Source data
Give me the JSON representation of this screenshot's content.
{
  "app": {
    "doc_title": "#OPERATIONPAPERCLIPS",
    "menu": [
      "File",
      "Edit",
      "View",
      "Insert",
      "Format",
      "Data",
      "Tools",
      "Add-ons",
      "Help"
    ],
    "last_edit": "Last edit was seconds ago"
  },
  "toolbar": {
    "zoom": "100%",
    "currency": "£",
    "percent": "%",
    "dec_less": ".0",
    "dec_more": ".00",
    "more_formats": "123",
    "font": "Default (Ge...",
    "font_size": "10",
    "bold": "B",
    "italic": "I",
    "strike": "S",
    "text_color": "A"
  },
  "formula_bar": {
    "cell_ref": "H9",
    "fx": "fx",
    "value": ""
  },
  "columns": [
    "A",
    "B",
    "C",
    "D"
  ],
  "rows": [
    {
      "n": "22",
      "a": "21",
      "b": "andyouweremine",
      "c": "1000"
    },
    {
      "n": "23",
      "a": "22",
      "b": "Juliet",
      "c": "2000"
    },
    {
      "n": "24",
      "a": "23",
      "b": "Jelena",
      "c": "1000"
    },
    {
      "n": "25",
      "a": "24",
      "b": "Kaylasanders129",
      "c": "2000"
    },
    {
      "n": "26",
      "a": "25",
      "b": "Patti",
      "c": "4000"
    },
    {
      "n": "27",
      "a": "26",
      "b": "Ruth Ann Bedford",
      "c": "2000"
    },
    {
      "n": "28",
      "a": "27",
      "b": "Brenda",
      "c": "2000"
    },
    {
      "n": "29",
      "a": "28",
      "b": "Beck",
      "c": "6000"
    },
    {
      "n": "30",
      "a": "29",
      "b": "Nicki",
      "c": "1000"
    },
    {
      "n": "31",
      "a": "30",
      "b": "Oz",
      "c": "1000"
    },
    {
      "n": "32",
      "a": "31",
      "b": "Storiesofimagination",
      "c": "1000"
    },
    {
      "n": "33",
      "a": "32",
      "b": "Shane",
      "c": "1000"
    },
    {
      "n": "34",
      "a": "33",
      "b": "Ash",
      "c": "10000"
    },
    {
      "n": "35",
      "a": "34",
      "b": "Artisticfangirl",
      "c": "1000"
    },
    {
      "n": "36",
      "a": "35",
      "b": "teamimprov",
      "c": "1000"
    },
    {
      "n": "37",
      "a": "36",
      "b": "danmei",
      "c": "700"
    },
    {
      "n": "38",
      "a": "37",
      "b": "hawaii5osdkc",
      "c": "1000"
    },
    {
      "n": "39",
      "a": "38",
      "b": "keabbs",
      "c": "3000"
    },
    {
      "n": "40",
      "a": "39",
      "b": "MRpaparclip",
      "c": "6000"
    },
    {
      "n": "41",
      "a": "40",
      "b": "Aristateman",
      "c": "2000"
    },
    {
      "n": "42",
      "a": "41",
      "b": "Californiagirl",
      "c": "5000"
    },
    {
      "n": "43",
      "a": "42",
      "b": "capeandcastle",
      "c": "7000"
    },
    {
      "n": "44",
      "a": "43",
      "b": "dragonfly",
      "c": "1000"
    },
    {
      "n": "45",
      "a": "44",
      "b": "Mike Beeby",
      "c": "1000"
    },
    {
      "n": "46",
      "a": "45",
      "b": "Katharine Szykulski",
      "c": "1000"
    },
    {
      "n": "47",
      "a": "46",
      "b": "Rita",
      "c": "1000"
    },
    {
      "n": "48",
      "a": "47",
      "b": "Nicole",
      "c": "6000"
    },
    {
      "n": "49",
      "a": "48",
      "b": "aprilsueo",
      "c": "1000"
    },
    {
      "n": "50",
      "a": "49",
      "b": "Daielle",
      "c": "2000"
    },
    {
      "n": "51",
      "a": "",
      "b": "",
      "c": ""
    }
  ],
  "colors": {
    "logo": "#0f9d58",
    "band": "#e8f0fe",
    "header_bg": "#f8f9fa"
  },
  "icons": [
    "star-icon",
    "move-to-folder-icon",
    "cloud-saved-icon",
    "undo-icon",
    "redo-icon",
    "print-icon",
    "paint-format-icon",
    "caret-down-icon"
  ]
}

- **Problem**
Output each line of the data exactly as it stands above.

- **Output of the task**
Give me the JSON representation of this screenshot's content.
{
  "app": {
    "doc_title": "#OPERATIONPAPERCLIPS",
    "menu": [
      "File",
      "Edit",
      "View",
      "Insert",
      "Format",
      "Data",
      "Tools",
      "Add-ons",
      "Help"
    ],
    "last_edit": "Last edit was seconds ago"
  },
  "toolbar": {
    "zoom": "100%",
    "currency": "£",
    "percent": "%",
    "dec_less": ".0",
    "dec_more": ".00",
    "more_formats": "123",
    "font": "Default (Ge...",
    "font_size": "10",
    "bold": "B",
    "italic": "I",
    "strike": "S",
    "text_color": "A"
  },
  "formula_bar": {
    "cell_ref": "H9",
    "fx": "fx",
    "value": ""
  },
  "columns": [
    "A",
    "B",
    "C",
    "D"
  ],
  "rows": [
    {
      "n": "22",
      "a": "21",
      "b": "andyouweremine",
      "c": "1000"
    },
    {
      "n": "23",
      "a": "22",
      "b": "Juliet",
      "c": "2000"
    },
    {
      "n": "24",
      "a": "23",
      "b": "Jelena",
      "c": "1000"
    },
    {
      "n": "25",
      "a": "24",
      "b": "Kaylasanders129",
      "c": "2000"
    },
    {
      "n": "26",
      "a": "25",
      "b": "Patti",
      "c": "4000"
    },
    {
      "n": "27",
      "a": "26",
      "b": "Ruth Ann Bedford",
      "c": "2000"
    },
    {
      "n": "28",
      "a": "27",
      "b": "Brenda",
      "c": "2000"
    },
    {
      "n": "29",
      "a": "28",
      "b": "Beck",
      "c": "6000"
    },
    {
      "n": "30",
      "a": "29",
      "b": "Nicki",
      "c": "1000"
    },
    {
      "n": "31",
      "a": "30",
      "b": "Oz",
      "c": "1000"
    },
    {
      "n": "32",
      "a": "31",
      "b": "Storiesofimagination",
      "c": "1000"
    },
    {
      "n": "33",
      "a": "32",
      "b": "Shane",
      "c": "1000"
    },
    {
      "n": "34",
      "a": "33",
      "b": "Ash",
      "c": "10000"
    },
    {
      "n": "35",
      "a": "34",
      "b": "Artisticfangirl",
      "c": "1000"
    },
    {
      "n": "36",
      "a": "35",
      "b": "teamimprov",
      "c": "1000"
    },
    {
      "n": "37",
      "a": "36",
      "b": "danmei",
      "c": "700"
    },
    {
      "n": "38",
      "a": "37",
      "b": "hawaii5osdkc",
      "c": "1000"
    },
    {
      "n": "39",
      "a": "38",
      "b": "keabbs",
      "c": "3000"
    },
    {
      "n": "40",
      "a": "39",
      "b": "MRpaparclip",
      "c": "6000"
    },
    {
      "n": "41",
      "a": "40",
      "b": "Aristateman",
      "c": "2000"
    },
    {
      "n": "42",
      "a": "41",
      "b": "Californiagirl",
      "c": "5000"
    },
    {
      "n": "43",
      "a": "42",
      "b": "capeandcastle",
      "c": "7000"
    },
    {
      "n": "44",
      "a": "43",
      "b": "dragonfly",
      "c": "1000"
    },
    {
      "n": "45",
      "a": "44",
      "b": "Mike Beeby",
      "c": "1000"
    },
    {
      "n": "46",
      "a": "45",
      "b": "Katharine Szykulski",
      "c": "1000"
    },
    {
      "n": "47",
      "a": "46",
      "b": "Rita",
      "c": "1000"
    },
    {
      "n": "48",
      "a": "47",
      "b": "Nicole",
      "c": "6000"
    },
    {
      "n": "49",
      "a": "48",
      "b": "aprilsueo",
      "c": "1000"
    },
    {
      "n": "50",
      "a": "49",
      "b": "Daielle",
      "c": "2000"
    },
    {
      "n": "51",
      "a": "",
      "b": "",
      "c": ""
    }
  ],
  "colors": {
    "logo": "#0f9d58",
    "band": "#e8f0fe",
    "header_bg": "#f8f9fa"
  },
  "icons": [
    "star-icon",
    "move-to-folder-icon",
    "cloud-saved-icon",
    "undo-icon",
    "redo-icon",
    "print-icon",
    "paint-format-icon",
    "caret-down-icon"
  ]
}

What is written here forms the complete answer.